My lovely wife's blog post explains all the relevant details of my undercover Ironman debut, so you can read the details there. Allow me to add a little more input.
After the race someone asked me what age group I'm in. I responded "now, or when the race started?" It was a long, humbling day. I've never had so many mixed feelings about a race. Normally if I get my butt kicked I'm angry and disappointed, and there are no positives to be found. In this case there are. (Or at least I'm telling myself that). I'm proud that I didn't mentally give in even after my body began to crumble, but still disappointed that I didn't put up a faster time. Going into the race I knew that I was underprepared, and that unlike a shorter race where I can fake it based on experience and guile, there's no way to fake 140.6 miles. I was doing everything that I told my athletes not to do; most notably, racing undertrained and worrying about time in my first Ironman.

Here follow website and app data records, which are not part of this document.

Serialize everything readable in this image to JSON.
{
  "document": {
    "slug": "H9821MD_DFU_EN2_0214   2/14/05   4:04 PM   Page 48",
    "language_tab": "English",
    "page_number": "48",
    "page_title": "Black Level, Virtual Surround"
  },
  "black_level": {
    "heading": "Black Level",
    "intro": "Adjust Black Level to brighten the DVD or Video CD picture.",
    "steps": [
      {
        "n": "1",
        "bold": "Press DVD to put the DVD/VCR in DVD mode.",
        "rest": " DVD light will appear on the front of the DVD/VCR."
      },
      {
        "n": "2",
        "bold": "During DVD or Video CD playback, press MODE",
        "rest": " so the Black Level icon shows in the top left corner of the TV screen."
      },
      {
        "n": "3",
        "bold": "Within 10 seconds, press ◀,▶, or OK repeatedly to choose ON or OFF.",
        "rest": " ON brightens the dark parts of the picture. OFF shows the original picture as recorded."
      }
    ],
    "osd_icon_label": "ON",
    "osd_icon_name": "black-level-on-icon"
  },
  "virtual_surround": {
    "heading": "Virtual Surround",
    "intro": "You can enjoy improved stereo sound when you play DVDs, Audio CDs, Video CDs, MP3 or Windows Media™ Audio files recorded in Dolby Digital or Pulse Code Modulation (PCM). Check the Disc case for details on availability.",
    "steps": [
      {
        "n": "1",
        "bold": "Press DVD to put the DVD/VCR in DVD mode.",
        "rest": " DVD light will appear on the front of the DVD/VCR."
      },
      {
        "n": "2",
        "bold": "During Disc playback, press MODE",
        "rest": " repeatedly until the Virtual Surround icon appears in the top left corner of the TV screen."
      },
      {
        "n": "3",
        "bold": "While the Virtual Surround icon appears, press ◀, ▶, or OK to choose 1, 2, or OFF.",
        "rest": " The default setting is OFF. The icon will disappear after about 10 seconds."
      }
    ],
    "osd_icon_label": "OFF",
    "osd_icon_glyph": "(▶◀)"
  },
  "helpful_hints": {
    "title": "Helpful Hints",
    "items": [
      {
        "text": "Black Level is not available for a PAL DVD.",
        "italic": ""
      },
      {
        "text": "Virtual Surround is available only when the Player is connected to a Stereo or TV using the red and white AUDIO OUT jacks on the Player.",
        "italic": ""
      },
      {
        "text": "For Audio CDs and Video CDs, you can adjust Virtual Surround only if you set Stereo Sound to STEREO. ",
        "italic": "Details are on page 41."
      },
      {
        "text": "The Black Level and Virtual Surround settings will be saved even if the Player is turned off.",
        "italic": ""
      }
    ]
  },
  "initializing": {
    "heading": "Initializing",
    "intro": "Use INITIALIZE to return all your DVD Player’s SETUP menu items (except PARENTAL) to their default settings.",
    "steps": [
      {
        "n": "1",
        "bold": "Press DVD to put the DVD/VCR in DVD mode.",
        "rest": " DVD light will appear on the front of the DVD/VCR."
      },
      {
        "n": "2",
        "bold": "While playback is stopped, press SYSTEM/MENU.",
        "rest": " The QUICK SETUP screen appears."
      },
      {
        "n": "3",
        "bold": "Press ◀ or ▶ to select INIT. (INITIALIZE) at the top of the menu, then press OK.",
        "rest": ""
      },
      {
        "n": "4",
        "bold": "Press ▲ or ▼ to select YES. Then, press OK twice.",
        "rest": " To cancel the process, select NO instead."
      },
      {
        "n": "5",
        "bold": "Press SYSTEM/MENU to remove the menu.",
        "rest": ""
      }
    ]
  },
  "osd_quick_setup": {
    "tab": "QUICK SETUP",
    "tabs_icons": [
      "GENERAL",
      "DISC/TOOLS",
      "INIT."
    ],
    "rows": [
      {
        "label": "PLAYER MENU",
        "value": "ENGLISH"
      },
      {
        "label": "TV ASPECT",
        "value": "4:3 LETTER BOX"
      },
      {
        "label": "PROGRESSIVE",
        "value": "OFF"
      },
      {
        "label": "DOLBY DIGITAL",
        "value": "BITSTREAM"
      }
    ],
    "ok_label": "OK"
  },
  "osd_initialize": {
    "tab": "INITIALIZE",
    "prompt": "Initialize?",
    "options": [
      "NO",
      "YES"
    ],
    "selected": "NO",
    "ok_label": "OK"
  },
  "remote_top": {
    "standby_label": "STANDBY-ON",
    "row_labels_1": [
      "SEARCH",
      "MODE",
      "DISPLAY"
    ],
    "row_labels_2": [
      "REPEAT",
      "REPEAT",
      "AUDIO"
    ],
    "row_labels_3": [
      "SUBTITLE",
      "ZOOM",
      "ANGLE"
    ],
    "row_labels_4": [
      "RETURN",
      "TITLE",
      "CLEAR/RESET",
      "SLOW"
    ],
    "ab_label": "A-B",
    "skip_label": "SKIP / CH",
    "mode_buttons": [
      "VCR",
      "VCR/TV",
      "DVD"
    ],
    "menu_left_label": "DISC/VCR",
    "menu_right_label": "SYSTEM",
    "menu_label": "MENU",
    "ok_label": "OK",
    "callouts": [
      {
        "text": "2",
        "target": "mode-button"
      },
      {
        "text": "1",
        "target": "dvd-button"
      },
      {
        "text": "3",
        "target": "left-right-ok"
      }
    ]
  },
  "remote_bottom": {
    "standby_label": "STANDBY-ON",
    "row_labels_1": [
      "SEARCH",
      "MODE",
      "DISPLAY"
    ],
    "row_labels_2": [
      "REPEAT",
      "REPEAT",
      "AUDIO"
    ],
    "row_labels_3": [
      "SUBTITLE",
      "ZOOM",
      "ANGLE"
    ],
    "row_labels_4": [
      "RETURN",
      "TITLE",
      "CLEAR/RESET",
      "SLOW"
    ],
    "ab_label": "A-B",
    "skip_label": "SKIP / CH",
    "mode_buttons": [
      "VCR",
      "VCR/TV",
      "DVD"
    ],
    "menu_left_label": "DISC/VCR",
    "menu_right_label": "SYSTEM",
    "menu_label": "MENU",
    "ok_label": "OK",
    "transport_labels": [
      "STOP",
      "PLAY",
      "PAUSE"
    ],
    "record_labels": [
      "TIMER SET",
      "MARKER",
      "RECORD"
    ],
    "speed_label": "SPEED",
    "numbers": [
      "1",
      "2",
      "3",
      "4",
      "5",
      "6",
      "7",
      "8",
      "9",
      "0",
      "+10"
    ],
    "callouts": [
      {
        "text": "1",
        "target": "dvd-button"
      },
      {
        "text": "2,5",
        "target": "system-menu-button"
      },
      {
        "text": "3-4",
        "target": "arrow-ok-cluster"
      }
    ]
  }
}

Despite recognizing the folly of my plan, I knew that with a baby on the way, and NSQ not racing this season, this may be my only opportunity to race an Ironman so I chose to do it anyway. Plus, I suppose that in a circuitous way, by ignoring my advice, I proved that it is good advice.
I also got to race for the first time with my good friend, 25+ time Ironman Larry Lewis. Larry briefed me on the course, and we got to spend a fair amount of the race together. When Larry caught me with two miles to go, he refused to go ahead (which he could have easily done), instead insisting that we cross the line together.
My body and mind are both better suited for short races, but I'm glad I did this one. And I'm glad it's over.